I worked as a summer camp counselor in college and bonded with a lot of the children. I spent a lot of time with one special kid who lacked nerve sensation in the lower half of his body. Caring for this little guy made trips to the pool and aquarium fulfilling. We took a photo together on the last day of summer, and I posted it on Facebook. I wrote about how good it felt to have helped the boy with some difficult tasks, like walking and using the bathroom.
Ten years passed, and his mother reached out to me. That child was now in high school and was concerned about the caption I left attached to that old Facebook post. The now-teenager was very embarrassed. I learned that even if you mean no harm, there are some things you just shouldn’t share. The same thing can happen with our own children. Here are 7 things you shouldn’t share as a dad.Remember that the internet never forgets.

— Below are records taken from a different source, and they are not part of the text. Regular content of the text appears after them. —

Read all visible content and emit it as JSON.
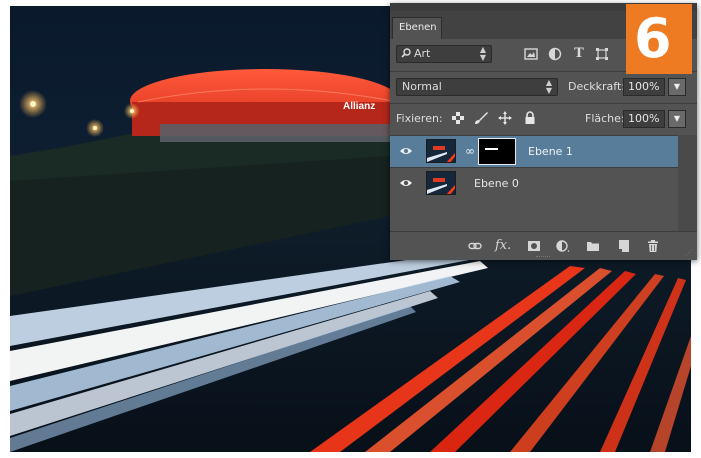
{
  "photo": {
    "stadium_sign": "Allianz"
  },
  "badge": {
    "step": "6",
    "color": "#ee7a21"
  },
  "layers_panel": {
    "tab_label": "Ebenen",
    "filter": {
      "value": "Art",
      "icons": [
        "image-filter-icon",
        "adjustment-filter-icon",
        "type-filter-icon",
        "shape-filter-icon"
      ]
    },
    "blend_mode": "Normal",
    "opacity_label": "Deckkraft:",
    "opacity_value": "100%",
    "lock_label": "Fixieren:",
    "lock_icons": [
      "lock-transparent-pixels-icon",
      "lock-image-pixels-icon",
      "lock-position-icon",
      "lock-all-icon"
    ],
    "fill_label": "Fläche:",
    "fill_value": "100%",
    "layers": [
      {
        "name": "Ebene 1",
        "selected": true,
        "has_mask": true
      },
      {
        "name": "Ebene 0",
        "selected": false,
        "has_mask": false
      }
    ],
    "bottom_icons": [
      "link-layers-icon",
      "layer-style-fx-icon",
      "add-mask-icon",
      "adjustment-layer-icon",
      "new-group-icon",
      "new-layer-icon",
      "delete-layer-icon"
    ],
    "selection_color": "#587d9b"
  }
}
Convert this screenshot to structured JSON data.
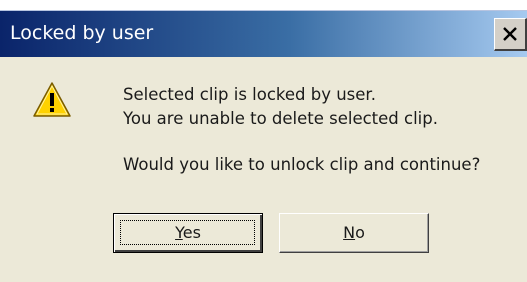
{
  "window": {
    "title": "Locked by user",
    "close_label": "close"
  },
  "icon": "warning-icon",
  "message": {
    "line1": "Selected clip is locked by user.",
    "line2": "You are unable to delete selected clip.",
    "line3": "Would you like to unlock clip and continue?"
  },
  "buttons": {
    "yes": {
      "mnemonic": "Y",
      "rest": "es"
    },
    "no": {
      "mnemonic": "N",
      "rest": "o"
    }
  },
  "colors": {
    "titlebar_start": "#0a246a",
    "titlebar_end": "#a6caf0",
    "dialog_bg": "#ece9d8",
    "warning_yellow": "#ffd200"
  }
}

1. Embarrassing Photos of Your Kids
Remember that the internet never forgets. We get caught up in sharing things about our kids because we’re proud of them, care about them, and want what’s best for them. But not every moment should be shared. Not every photo is flattering. Kids may feel shame over an awkward photo down the road. Dads need to show discretion when sharing pictures. Think before you post.
2. Your Children’s Secrets
Your kid wets the bed still? Dads don’t need to share that info. It breaks trust with the child who needs you in his corner during a struggle. Spilling your kids’ secrets is essentially betraying their trust. They will lose confidence in you, and once that’s gone, good luck getting your child to share anything personal with you in the future. The exception here is if that secret is harmful to your kid or others. If that’s the case, tell someone who can help. Otherwise, secrets are things you shouldn’t share.
3. Family Medical Information
There is a difference between asking for advice on a medical issue and sharing your child’s health struggles. Your wife probably doesn’t want everyone to know she’s having menstrual issues. Your son would prefer you didn’t broadcast his digestive issues. Keep those things to yourself to avoid possibly humiliating your family over things they don’t always control.
4. Banking Details
If you’re doing well financially, avoid the temptation to brag about it. Having extra money can make you feel good, but when you chat about it in front of people struggling through a tough season, it can leave them feeling miserable. Money-wise, people tend to fluctuate throughout life. Car problems, medical bills, and more can leave people feeling stressed. Nobody wants to feel down about their current situation while listening to you sing about your fat wallet.
5. Charitable Donations
There is joy in giving, and I think all people are called to make donations in some way, be it financially or through volunteering their time. But talking about how much you are giving away to charities comes off as patting yourself on the back. It reeks of “Look how great I am.” By all means, be a generous person—just don’t blab about it. It would make you look bad.
6. Family Drama
Families can be complicated. Fights happen. But not everyone needs to know your personal family crisis. Someone always looks like the bad guy in these scenarios, and the storyteller rarely puts himself in that role. You could inadvertently label your children or wife as the problem in the family. If you feel like you need to share just to help you process the pain of family drama, confide in a friend you can trust, a therapist, or your pastor.
7. Sex Stories
What happens in the privacy of your bedroom between you and your wife isn’t for public knowledge. Your intimate times of connection are things you shouldn’t share. It would be disrespectful to your spouse, potentially degrading to your relationship, and cheapen something exclusive. Keep what happens between the two of you between the two of you.
Sound off: What are some other things you shouldn’t share?
Huddle Up Question
Huddle up with your kids and ask, “Have I ever told someone something about you that you wish I hadn’t shared?”